Access

You are not currently logged in.

Access your personal account or get JSTOR access through your library or other institution:

login

Log in to your personal account or through your institution.

If you need an accessible version of this item please contact JSTOR User Support

Balancing Newton's Mind: His Singular Behaviour and His Madness of 1692-93

Milo Keynes
Notes and Records of the Royal Society of London
Vol. 62, No. 3 (Sep. 20, 2008), pp. 289-300
Published by: Royal Society
Stable URL: http://www.jstor.org/stable/20462679
Page Count: 12
  • Get Access
  • Read Online (Free)
  • Cite this Item
If you need an accessible version of this item please contact JSTOR User Support
Balancing Newton's Mind: His Singular Behaviour and His Madness of 1692-93
Preview not available

Abstract

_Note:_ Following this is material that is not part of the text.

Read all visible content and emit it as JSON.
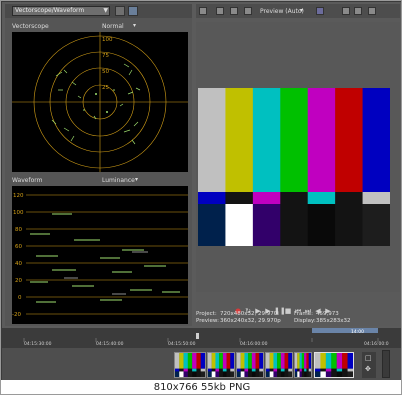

Newton grew up with a vulnerable and eccentric character besides having a low self-esteem, and he was someone who only uncommonly developed any close relationships. On review it is argued that his distrust and suspicions of others, and the fear that he might be harmed by criticism and his discoveries stolen, followed from his mother's separation from him in childhood and not, as has been claimed, from the developmental disorder of Asperger's syndrome. It is further firmly argued that his 'madness' of 1692 and 1693 was due to mercury poisoning from his alchemical experiments and not to clinical depression.

Page Thumbnails

  • Thumbnail: Page 
289
    289
  • Thumbnail: Page 
290
    290
  • Thumbnail: Page 
291
    291
  • Thumbnail: Page 
292
    292
  • Thumbnail: Page 
293
    293
  • Thumbnail: Page 
294
    294
  • Thumbnail: Page 
295
    295
  • Thumbnail: Page 
296
    296
  • Thumbnail: Page 
297
    297
  • Thumbnail: Page 
298
    298
  • Thumbnail: Page 
299
    299
  • Thumbnail: Page 
300
    300